Sleep loss can cost a country’s economy billions of dollars
Losing sleep affects more than just human health and could even cost a country’s economy, according to a new study that calculated the economic costs of inadequate sleep in Australia.
More than one in three adults worldwide report difficulties with quality sleep, and it’s a growing public health problem. Sleep surveys have shown that between 33 and 45 percent of adults in Australia complain of inadequate sleep.
Other western countries report similar numbers, with 35 percent of U.S adults, 30 percent of Canadians, 37 percent of adults in the UK, and 26 percent of adults in France all complaining of insufficient sleep.
Not getting enough sleep can impair focus and alertness, reduce motivation, and affect memory as well as increase the risk of heart attacks, stroke, obesity, and depression.
But now, a new study led by researchers from the University of Western Australia shows that not getting enough sleep also has steep economic ramifications.
The results were published in the journal Sleep and suggest that governments should invest in efforts to make sure people are getting enough sleep, as sleep loss could result in substantial economic losses.
For the study, the researchers measured the economic consequences of limited sleep times in Australia which they defined as “difficulties with sleep initiation, maintenance or quality associated with the presence of impaired daytime alertness” at least several days a week.
Both financial and non-financial cost data collected from national surveys were analyzed for the research.
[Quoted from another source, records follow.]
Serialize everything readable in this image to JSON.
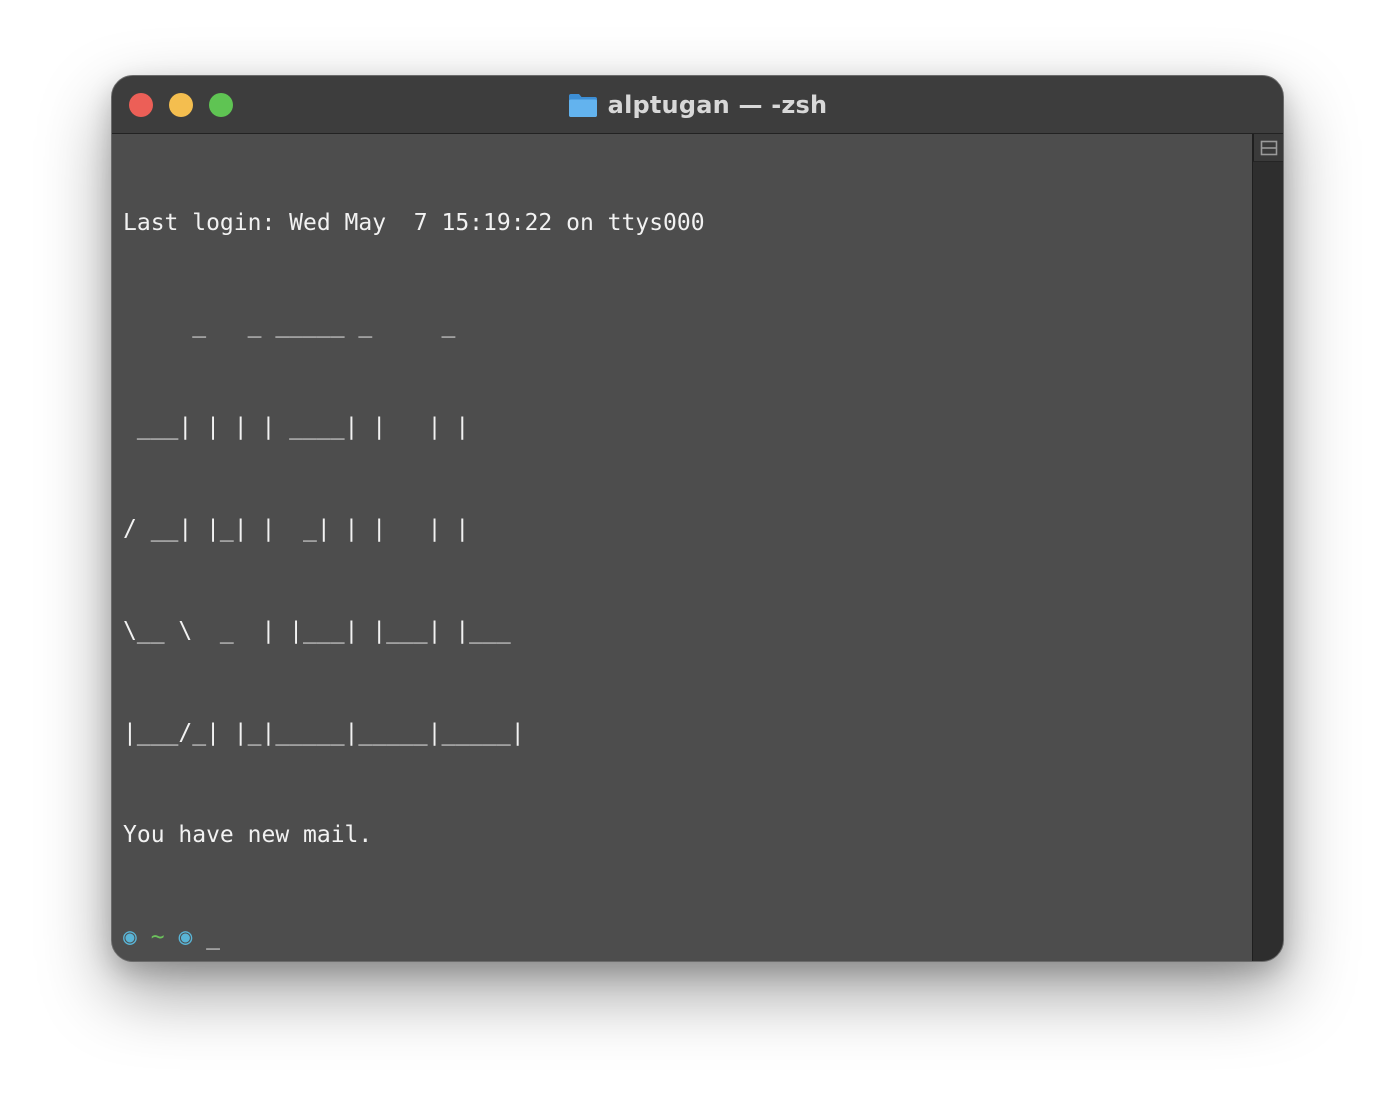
{
  "window": {
    "title": "alptugan — -zsh",
    "controls": {
      "close_color": "#ec5f57",
      "minimize_color": "#f4be4f",
      "zoom_color": "#5fc453"
    }
  },
  "terminal": {
    "last_login": "Last login: Wed May  7 15:19:22 on ttys000",
    "banner": [
      "     _   _ _____ _     _",
      " ___| | | | ____| |   | |",
      "/ __| |_| |  _| | |   | |",
      "\\__ \\  _  | |___| |___| |___",
      "|___/_| |_|_____|_____|_____|"
    ],
    "mail_notice": "You have new mail.",
    "prompt": {
      "left_symbol": "◉",
      "directory": "~",
      "right_symbol": "◉",
      "cursor": "_"
    }
  },
  "colors": {
    "prompt_symbol": "#59b4d6",
    "prompt_directory": "#6cc25c",
    "text": "#f2f2f2",
    "background": "#4d4d4d"
  }
}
Financial costs can refer to health care, productivity losses, costs of vehicle accidents while non-financial costs referred to the impacts to well-being.
The results showed that in Australia, lack of sleep cost the country’s economy $17.88 billion and the non-financial cost of reduced well-being was $27.33 billion.
$17.88 billion represents 1.55 percent of the Australian gross domestic product which shows how much inadequate sleep costs the country’s economy.
Due to the similar numbers of adults who report sleep loss in other nations, it’s likely that other countries suffer comparable economic losses which just further emphasizes the need for health measures meant to reduce sleep loss worldwide.
“We are in the midst of a worldwide epidemic of inadequate sleep, some from clinical sleep disorders, some through pressure from competing work, social and family activities and some from failure to give sleep sufficient priority through choice or ignorance,” said the researchers. “Apart from its impact on well-being, this problem comes at a huge economic cost through its destructive effects on health, safety, and productivity. Addressing the issue by education, regulation, and other initiatives is likely to deliver substantial economic as well as health benefits.”